ASSIGNMENT: Once the images are set aside, output the listing exactly as it stands.

BEGIN

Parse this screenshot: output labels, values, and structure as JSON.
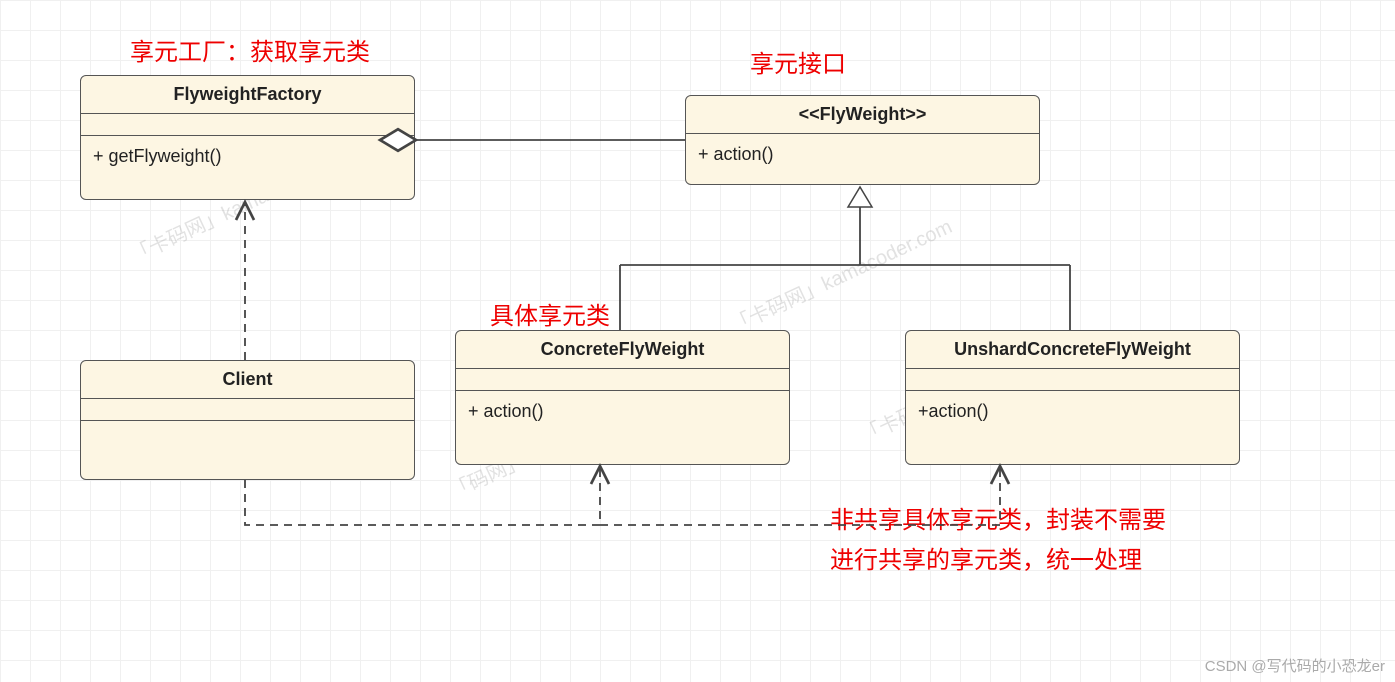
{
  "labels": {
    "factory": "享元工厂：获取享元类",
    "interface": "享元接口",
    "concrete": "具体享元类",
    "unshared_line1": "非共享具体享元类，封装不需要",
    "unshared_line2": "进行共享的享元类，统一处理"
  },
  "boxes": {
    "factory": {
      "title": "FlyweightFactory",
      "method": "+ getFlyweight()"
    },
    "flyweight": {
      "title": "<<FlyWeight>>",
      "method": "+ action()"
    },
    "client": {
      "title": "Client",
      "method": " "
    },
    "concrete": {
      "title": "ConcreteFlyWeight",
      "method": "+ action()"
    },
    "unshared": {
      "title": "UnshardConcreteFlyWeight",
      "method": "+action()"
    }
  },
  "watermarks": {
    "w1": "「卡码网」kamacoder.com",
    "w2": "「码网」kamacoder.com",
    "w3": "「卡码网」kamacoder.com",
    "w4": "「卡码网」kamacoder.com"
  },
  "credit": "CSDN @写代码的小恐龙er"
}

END

RESPONSE TO THIS EXERCISE:
Parse this screenshot: output labels, values, and structure as JSON.
{
  "labels": {
    "factory": "享元工厂：获取享元类",
    "interface": "享元接口",
    "concrete": "具体享元类",
    "unshared_line1": "非共享具体享元类，封装不需要",
    "unshared_line2": "进行共享的享元类，统一处理"
  },
  "boxes": {
    "factory": {
      "title": "FlyweightFactory",
      "method": "+ getFlyweight()"
    },
    "flyweight": {
      "title": "<<FlyWeight>>",
      "method": "+ action()"
    },
    "client": {
      "title": "Client",
      "method": " "
    },
    "concrete": {
      "title": "ConcreteFlyWeight",
      "method": "+ action()"
    },
    "unshared": {
      "title": "UnshardConcreteFlyWeight",
      "method": "+action()"
    }
  },
  "watermarks": {
    "w1": "「卡码网」kamacoder.com",
    "w2": "「码网」kamacoder.com",
    "w3": "「卡码网」kamacoder.com",
    "w4": "「卡码网」kamacoder.com"
  },
  "credit": "CSDN @写代码的小恐龙er"
}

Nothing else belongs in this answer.